The financial performance and risk profile of sustainable firms

Matthijs van Geffen

Student thesis: Master thesis

Abstract

Through investigating the financial performance and risk profile of socially performing firms, this thesis attempts to shed light on the prime question why companies and investors commit resources to sustainability efforts. One of the most commonly argued drivers behind the increasing force of socially responsible investing is that the benefits outweigh the costs. In other words, “doing well while doing good”. To arrive at a complete view, not only de facto financial performance is researched, also the risk profile of ethical companies is investigated. The latter is done as academics theorize that the risk exposure of socially responsible investors is different from conventional investors. Simultaneously it is commonly said that the altruistic firm is able to mitigate certain risks, however little light on this matter is shed. Investigating a sample of 85 socially performing firms over a 10-year time period, ranging from January 2001 to December 2010, the overall conclusion of this thesis is that no robust argument can be made with respect to the financial performance of socially performing companies. In other words, no solid evidence is found for either consistent under- or superior performance for this type of firm. On the other hand, the results presented in this thesis show that ethical firms are able to mitigate risk. When decomposing financial performance by accounting- and market performance, the results are mixed. Whereas it appears that socially responsible firms perform significantly better than conventional firms based on accounting measures, no such thing can be said with respect to market measures. Although theoretically a high correlation between the two is expected, the results show otherwise. A plausible explanation for this is that the increased demand for sustainable firms—with enhanced bottom lines and reduced performance volatility—cause their prices to increase and marginal returns to decrease accordingly. Furthermore, when risk is broken down in overall performance variability, proneness to market risk and firm-specific risk, the results presented in this thesis suggest that sustainable firms are able to mitigate the first and the latter type. This implies that socially performing firms are able to mitigate risks by taking good care of their labour force, the local communities in which they operate, considering the environment and working pro-actively with regulatory institutions. The findings in this thesis imply that corporate social responsibility is beneficial from a risk management perspective. The more stable financial returns of altruistic firms allow companies and investors alike enhanced financial planning and forecasting. This in turn could lead to more efficient allocation of capital from which additional benefits are be achieved.
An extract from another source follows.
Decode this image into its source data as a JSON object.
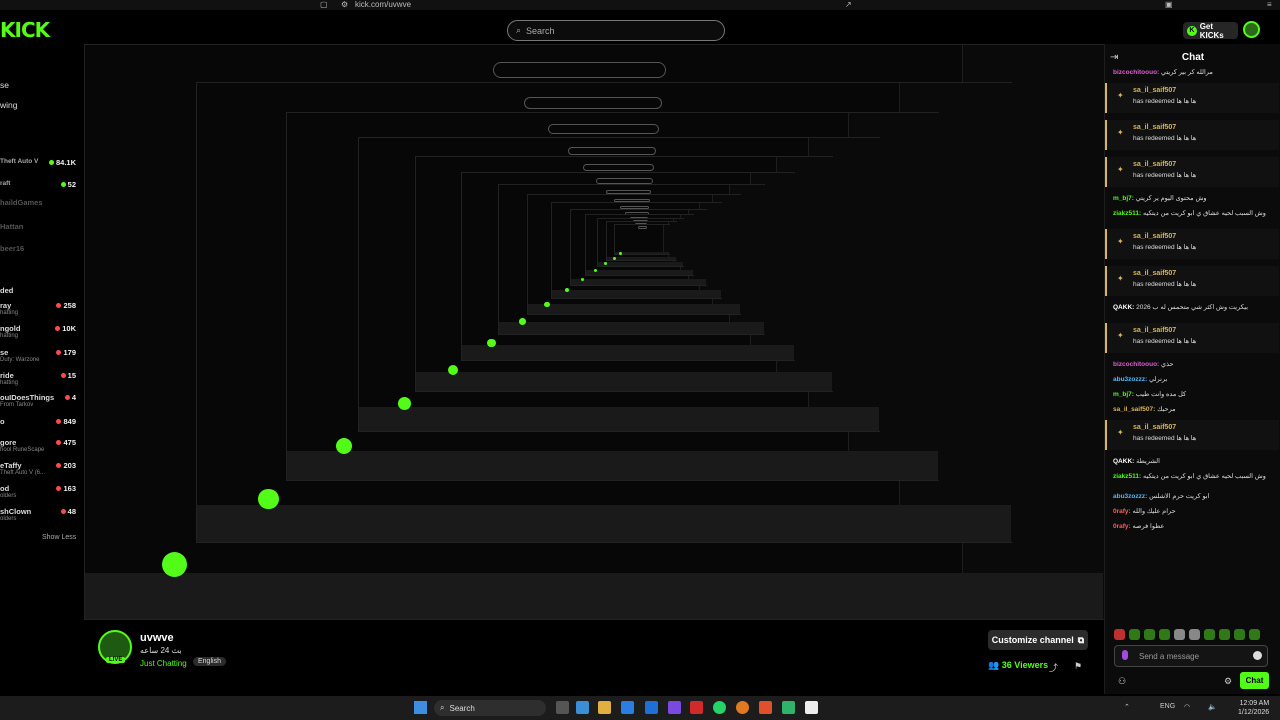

EducationsMSc in Finance and Strategic Management, (Graduate Programme) Final Thesis
LanguageEnglish
Publication date2012
Number of pages97